[Extracted material Boundary: Start]
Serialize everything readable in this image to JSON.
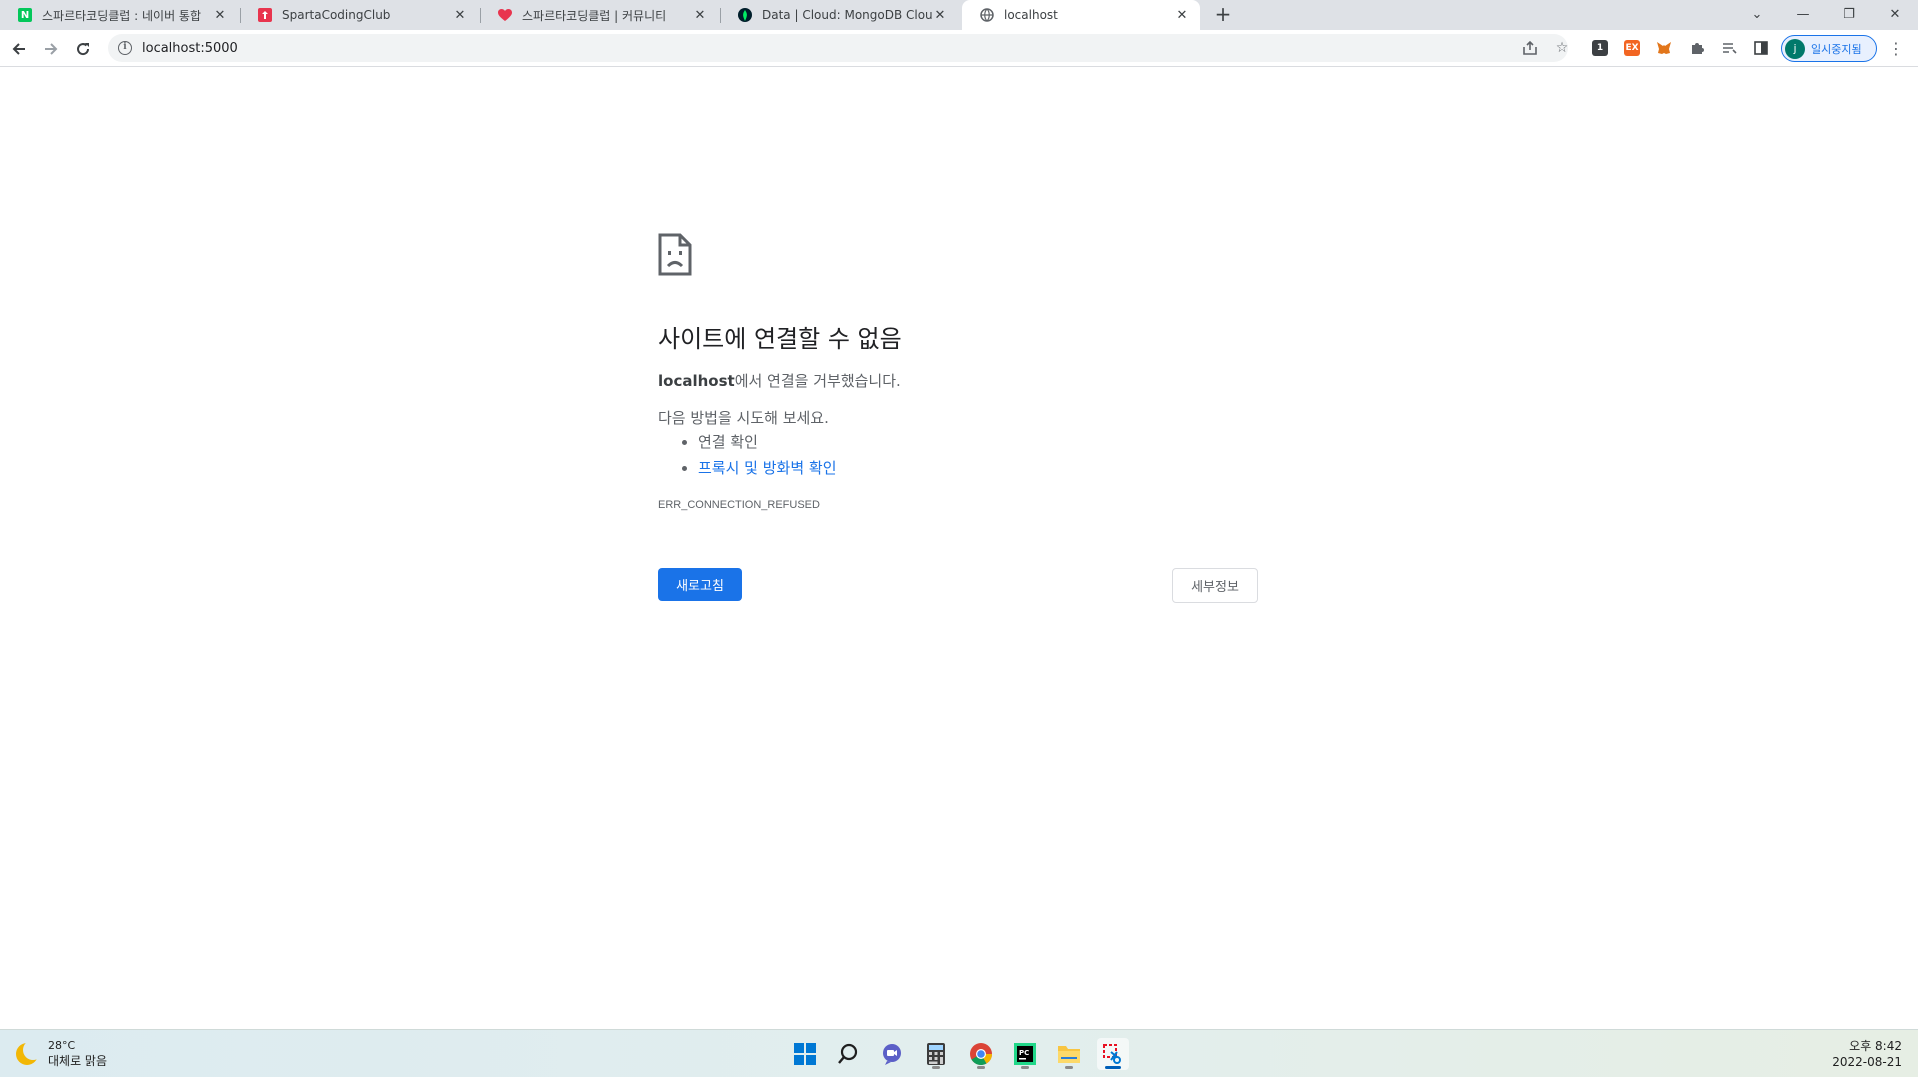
{
  "browser": {
    "tabs": [
      {
        "title": "스파르타코딩클럽 : 네이버 통합",
        "favicon": "naver-n-icon",
        "fav_color": "#03c75a",
        "fav_text": "N"
      },
      {
        "title": "SpartaCodingClub",
        "favicon": "sparta-icon",
        "fav_color": "#e8344e",
        "fav_text": ""
      },
      {
        "title": "스파르타코딩클럽 | 커뮤니티",
        "favicon": "heart-icon",
        "fav_color": "#e8344e",
        "fav_text": ""
      },
      {
        "title": "Data | Cloud: MongoDB Cloud",
        "favicon": "mongodb-leaf-icon",
        "fav_color": "#001e2b",
        "fav_text": ""
      },
      {
        "title": "localhost",
        "favicon": "globe-icon",
        "fav_color": "#5f6368",
        "fav_text": ""
      }
    ],
    "new_tab_glyph": "+",
    "address": "localhost:5000",
    "profile": {
      "initial": "j",
      "label": "일시중지됨"
    },
    "extensions": [
      {
        "name": "extension-1-icon",
        "text": "1",
        "color": "#3c4043"
      },
      {
        "name": "extension-ex-icon",
        "text": "EX",
        "color": "#f26522"
      },
      {
        "name": "metamask-icon",
        "text": "",
        "color": "#e2761b"
      }
    ]
  },
  "error_page": {
    "title": "사이트에 연결할 수 없음",
    "host": "localhost",
    "message_suffix": "에서 연결을 거부했습니다.",
    "try_label": "다음 방법을 시도해 보세요.",
    "suggestions": [
      "연결 확인",
      "프록시 및 방화벽 확인"
    ],
    "error_code": "ERR_CONNECTION_REFUSED",
    "reload_button": "새로고침",
    "details_button": "세부정보"
  },
  "taskbar": {
    "weather": {
      "temp": "28°C",
      "condition": "대체로 맑음"
    },
    "time": "오후 8:42",
    "date": "2022-08-21"
  },
  "colors": {
    "accent": "#1a73e8",
    "tabstrip": "#dee1e6"
  }
}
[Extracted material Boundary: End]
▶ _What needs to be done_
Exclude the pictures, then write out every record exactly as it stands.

▶ _Expected output_
Serialize everything readable in this image to JSON.
{
  "browser": {
    "tabs": [
      {
        "title": "스파르타코딩클럽 : 네이버 통합",
        "favicon": "naver-n-icon",
        "fav_color": "#03c75a",
        "fav_text": "N"
      },
      {
        "title": "SpartaCodingClub",
        "favicon": "sparta-icon",
        "fav_color": "#e8344e",
        "fav_text": ""
      },
      {
        "title": "스파르타코딩클럽 | 커뮤니티",
        "favicon": "heart-icon",
        "fav_color": "#e8344e",
        "fav_text": ""
      },
      {
        "title": "Data | Cloud: MongoDB Cloud",
        "favicon": "mongodb-leaf-icon",
        "fav_color": "#001e2b",
        "fav_text": ""
      },
      {
        "title": "localhost",
        "favicon": "globe-icon",
        "fav_color": "#5f6368",
        "fav_text": ""
      }
    ],
    "new_tab_glyph": "+",
    "address": "localhost:5000",
    "profile": {
      "initial": "j",
      "label": "일시중지됨"
    },
    "extensions": [
      {
        "name": "extension-1-icon",
        "text": "1",
        "color": "#3c4043"
      },
      {
        "name": "extension-ex-icon",
        "text": "EX",
        "color": "#f26522"
      },
      {
        "name": "metamask-icon",
        "text": "",
        "color": "#e2761b"
      }
    ]
  },
  "error_page": {
    "title": "사이트에 연결할 수 없음",
    "host": "localhost",
    "message_suffix": "에서 연결을 거부했습니다.",
    "try_label": "다음 방법을 시도해 보세요.",
    "suggestions": [
      "연결 확인",
      "프록시 및 방화벽 확인"
    ],
    "error_code": "ERR_CONNECTION_REFUSED",
    "reload_button": "새로고침",
    "details_button": "세부정보"
  },
  "taskbar": {
    "weather": {
      "temp": "28°C",
      "condition": "대체로 맑음"
    },
    "time": "오후 8:42",
    "date": "2022-08-21"
  },
  "colors": {
    "accent": "#1a73e8",
    "tabstrip": "#dee1e6"
  }
}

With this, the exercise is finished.